Data for the task:
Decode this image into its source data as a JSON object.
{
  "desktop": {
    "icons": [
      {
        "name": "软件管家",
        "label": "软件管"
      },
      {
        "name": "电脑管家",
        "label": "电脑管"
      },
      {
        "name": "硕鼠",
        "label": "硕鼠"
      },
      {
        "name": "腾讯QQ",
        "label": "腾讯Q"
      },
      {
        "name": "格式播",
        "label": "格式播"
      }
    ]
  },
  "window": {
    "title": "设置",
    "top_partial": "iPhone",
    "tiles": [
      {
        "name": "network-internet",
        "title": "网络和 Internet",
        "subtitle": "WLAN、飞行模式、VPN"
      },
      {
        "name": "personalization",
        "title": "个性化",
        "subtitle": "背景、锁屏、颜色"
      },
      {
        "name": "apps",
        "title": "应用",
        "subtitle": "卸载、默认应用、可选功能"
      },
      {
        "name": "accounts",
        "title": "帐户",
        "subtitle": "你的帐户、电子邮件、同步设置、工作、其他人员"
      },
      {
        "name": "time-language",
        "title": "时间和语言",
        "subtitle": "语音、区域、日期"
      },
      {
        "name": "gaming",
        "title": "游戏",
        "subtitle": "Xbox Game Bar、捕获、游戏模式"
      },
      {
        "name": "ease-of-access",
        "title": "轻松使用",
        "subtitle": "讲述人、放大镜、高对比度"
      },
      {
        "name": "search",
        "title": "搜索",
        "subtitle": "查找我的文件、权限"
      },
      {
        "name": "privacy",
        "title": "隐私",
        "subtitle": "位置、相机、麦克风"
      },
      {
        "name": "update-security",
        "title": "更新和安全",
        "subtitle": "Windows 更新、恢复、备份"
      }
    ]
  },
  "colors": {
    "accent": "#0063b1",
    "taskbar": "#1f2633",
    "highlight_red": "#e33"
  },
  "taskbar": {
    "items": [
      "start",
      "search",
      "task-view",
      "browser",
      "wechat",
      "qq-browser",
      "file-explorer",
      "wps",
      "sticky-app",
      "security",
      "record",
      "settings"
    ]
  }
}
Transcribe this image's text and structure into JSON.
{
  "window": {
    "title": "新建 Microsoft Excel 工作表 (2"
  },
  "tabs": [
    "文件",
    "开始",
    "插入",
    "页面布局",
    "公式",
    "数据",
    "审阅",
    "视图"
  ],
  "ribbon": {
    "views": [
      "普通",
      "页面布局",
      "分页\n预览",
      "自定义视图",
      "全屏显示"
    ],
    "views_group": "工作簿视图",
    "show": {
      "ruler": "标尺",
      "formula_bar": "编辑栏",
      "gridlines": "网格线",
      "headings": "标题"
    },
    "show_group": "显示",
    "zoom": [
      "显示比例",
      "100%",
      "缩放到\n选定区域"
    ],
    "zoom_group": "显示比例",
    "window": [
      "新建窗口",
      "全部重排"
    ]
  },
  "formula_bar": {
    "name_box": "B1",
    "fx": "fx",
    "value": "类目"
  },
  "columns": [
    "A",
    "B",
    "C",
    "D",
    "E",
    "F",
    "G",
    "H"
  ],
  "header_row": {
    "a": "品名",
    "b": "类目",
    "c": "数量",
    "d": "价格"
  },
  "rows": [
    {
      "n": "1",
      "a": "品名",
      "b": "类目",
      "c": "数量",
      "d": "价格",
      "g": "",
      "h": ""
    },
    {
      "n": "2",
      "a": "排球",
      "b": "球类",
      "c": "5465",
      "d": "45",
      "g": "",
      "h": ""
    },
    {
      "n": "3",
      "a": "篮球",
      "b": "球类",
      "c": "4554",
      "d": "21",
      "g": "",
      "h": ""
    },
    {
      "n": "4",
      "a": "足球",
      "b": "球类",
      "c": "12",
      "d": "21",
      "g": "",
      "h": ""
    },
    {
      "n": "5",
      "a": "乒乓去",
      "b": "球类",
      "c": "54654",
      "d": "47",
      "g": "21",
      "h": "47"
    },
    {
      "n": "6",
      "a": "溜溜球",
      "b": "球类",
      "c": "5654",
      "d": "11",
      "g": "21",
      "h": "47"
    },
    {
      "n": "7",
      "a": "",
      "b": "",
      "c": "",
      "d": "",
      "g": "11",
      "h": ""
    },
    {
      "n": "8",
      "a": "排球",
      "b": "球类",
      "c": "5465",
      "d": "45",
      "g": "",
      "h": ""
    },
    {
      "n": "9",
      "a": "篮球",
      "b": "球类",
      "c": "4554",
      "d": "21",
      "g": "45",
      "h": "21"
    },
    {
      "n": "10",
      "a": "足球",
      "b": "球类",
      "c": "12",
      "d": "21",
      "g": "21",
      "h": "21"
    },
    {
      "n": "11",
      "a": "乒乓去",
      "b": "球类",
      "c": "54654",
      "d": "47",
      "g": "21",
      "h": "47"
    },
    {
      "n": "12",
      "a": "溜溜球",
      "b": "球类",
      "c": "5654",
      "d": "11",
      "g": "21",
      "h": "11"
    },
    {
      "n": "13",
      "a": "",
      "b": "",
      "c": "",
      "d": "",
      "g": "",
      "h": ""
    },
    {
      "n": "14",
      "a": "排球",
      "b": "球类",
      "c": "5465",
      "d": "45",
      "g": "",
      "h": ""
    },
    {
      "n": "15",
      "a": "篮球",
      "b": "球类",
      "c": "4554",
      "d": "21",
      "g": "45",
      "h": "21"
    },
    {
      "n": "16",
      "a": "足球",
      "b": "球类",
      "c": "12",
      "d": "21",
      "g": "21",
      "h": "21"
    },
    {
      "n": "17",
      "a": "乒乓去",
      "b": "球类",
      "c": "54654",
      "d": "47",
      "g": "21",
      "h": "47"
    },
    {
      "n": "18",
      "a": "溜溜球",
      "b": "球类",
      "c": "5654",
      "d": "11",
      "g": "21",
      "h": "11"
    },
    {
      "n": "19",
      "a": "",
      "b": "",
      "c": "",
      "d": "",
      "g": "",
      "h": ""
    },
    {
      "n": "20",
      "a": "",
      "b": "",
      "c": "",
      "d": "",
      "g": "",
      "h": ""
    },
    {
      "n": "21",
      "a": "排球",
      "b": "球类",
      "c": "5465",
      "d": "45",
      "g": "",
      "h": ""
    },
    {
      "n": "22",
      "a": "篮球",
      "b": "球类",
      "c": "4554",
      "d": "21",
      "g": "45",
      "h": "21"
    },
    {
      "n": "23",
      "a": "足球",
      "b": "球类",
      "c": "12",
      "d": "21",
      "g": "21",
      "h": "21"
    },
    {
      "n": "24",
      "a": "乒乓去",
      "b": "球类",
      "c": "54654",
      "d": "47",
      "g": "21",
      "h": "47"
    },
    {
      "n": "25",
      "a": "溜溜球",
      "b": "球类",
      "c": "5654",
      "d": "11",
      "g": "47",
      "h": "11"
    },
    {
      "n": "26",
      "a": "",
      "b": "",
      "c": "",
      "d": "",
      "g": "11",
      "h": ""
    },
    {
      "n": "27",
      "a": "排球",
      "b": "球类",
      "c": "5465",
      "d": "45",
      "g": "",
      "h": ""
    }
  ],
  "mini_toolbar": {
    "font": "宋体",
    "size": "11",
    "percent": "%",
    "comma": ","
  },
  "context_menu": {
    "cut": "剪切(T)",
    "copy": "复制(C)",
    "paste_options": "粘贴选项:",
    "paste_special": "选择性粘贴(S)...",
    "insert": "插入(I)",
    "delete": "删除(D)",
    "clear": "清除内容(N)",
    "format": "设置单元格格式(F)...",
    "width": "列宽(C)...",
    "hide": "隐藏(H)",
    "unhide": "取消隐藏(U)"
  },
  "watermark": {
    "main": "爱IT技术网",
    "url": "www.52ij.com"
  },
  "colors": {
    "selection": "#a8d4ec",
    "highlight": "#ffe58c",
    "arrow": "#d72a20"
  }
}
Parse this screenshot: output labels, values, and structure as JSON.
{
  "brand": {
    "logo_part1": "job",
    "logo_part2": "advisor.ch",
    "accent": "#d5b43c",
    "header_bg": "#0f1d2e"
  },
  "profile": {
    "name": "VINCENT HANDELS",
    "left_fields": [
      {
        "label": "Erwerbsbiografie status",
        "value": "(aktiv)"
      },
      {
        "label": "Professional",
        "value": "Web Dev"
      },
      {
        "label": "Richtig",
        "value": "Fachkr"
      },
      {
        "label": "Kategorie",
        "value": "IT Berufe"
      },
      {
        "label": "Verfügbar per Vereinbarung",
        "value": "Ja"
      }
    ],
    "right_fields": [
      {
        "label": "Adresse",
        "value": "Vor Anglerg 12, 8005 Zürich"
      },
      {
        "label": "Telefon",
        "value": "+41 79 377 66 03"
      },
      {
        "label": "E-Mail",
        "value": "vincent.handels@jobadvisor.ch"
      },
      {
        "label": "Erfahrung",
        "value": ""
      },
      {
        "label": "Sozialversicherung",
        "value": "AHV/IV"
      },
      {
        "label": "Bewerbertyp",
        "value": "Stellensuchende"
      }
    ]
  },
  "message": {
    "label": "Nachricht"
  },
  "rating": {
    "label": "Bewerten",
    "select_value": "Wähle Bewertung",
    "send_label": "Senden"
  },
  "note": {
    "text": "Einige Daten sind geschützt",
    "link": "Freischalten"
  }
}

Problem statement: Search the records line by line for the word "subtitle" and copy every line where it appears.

Finished exercise:
        "subtitle": "WLAN、飞行模式、VPN"
        "subtitle": "背景、锁屏、颜色"
        "subtitle": "卸载、默认应用、可选功能"
        "subtitle": "你的帐户、电子邮件、同步设置、工作、其他人员"
        "subtitle": "语音、区域、日期"
        "subtitle": "Xbox Game Bar、捕获、游戏模式"
        "subtitle": "讲述人、放大镜、高对比度"
        "subtitle": "查找我的文件、权限"
        "subtitle": "位置、相机、麦克风"
        "subtitle": "Windows 更新、恢复、备份"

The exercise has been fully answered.